The boats, also referred to as lanchas, are the mode of transport between villages. Rides between villages should cost between 10Q-15Q, make sure to settle a price before disembarkation. The Captains in the white and orange polos will have a consistent price, but charge more for tourists so I don’t recommend going with their boats. The non union boats are just as safe and will charge a fairer price.
Where to Practice Yoga
The Yoga Forest- theyogaforest.org Located at the top of the Valley above San Marcos, it houses some of the best views of the lake. There are different options for personal retreats that can be booked directly through their website, keep in mind that there is a three night minimum. Daily meals, yoga/meditation classes, and some ceremonies are included with all stays. They also have spa services for an extra fee. Drop ins for a class or meal are also welcome.
Mystical Yoga Farm- mysticalyogafarm.com This center has it’s own boat dock, which is closest to the village of Santiago. You can get here by taking a lancha from Santiago or Panajachel. Yoga classes, meals, and use of kayak and SUP boards are all included with the stay. They have a volunteer/work exchange program covering multiple areas that you can apply for through their website, the only requirement is a minimum commitment of one month.
Selina Hostel- selina.com Classes are offered every morning at their waterfront bar in Panajachel, their man made beach serves for yet another amazing view of the lake. Sign up at the front desk the day before or the morning of right before class starts. This is a chain hostel, so they have multiple locations worldwide offering similar classes. Anyone can drop in for a class, but if you’re looking for a deeper experience consider one of the yoga resorts mentioned above.
San Marco Nature Reserve, Cerro Tzankujil- This is a very easy hike, only taking about an hour in total, though this area is more popular for swimming. After paying the small entrance fee, there is a trail that hugs the water and eventually leads to the trampoline, a dock with an 8 meter jump into the water. Admittedly, I attempted this with a big group of people cheering me on chickened out at the last minute. If you’re scared of heights, just keep walking, there is a walkway that leads down to the lake for those who don’t want to jump.

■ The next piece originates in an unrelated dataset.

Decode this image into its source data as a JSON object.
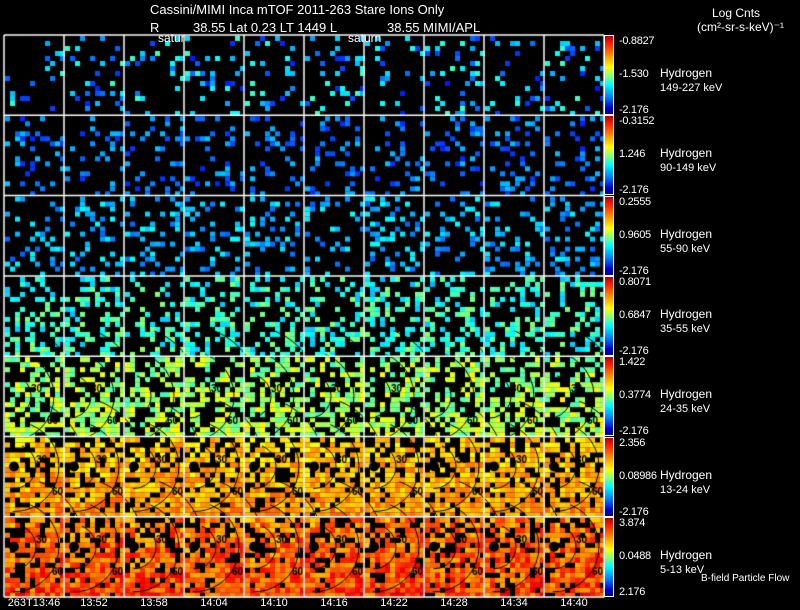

Volcan San Pedro- Having an elevation of almost 4,000 feet, the trail is roughly 4 miles and is a rewarding all day activity. Many claim this is one of the best views of the lake when the weather is clear, so be sure to start early as it becomes foggy later in the day. Entry to the trail includes a guide which is recommended to deter any pesky bandits, they are known to scam tourists who choose to do the hike on their own. This isn’t meant to scare anyone, just to inform of the risks and necessary safety precautions.
Shopping- Panajachel will more than likely be the first town you arrive to on the lake and is the place to get all your souvenirs. Walk down Calle Santander to find jewelry, clothing, and other locally made goods. When you’re done shopping, stop at one of the restaurants nearby for pupusas or some refreshments.
Water Sports- For those who are interested in more than enjoying the view of the lake, there is the option to rent kayaks, SUP boards or even visit ADI Divers to explore the depths of the lake. If you just want a nice swim, ask locals or your hotel about a place to get in away from the boat docks.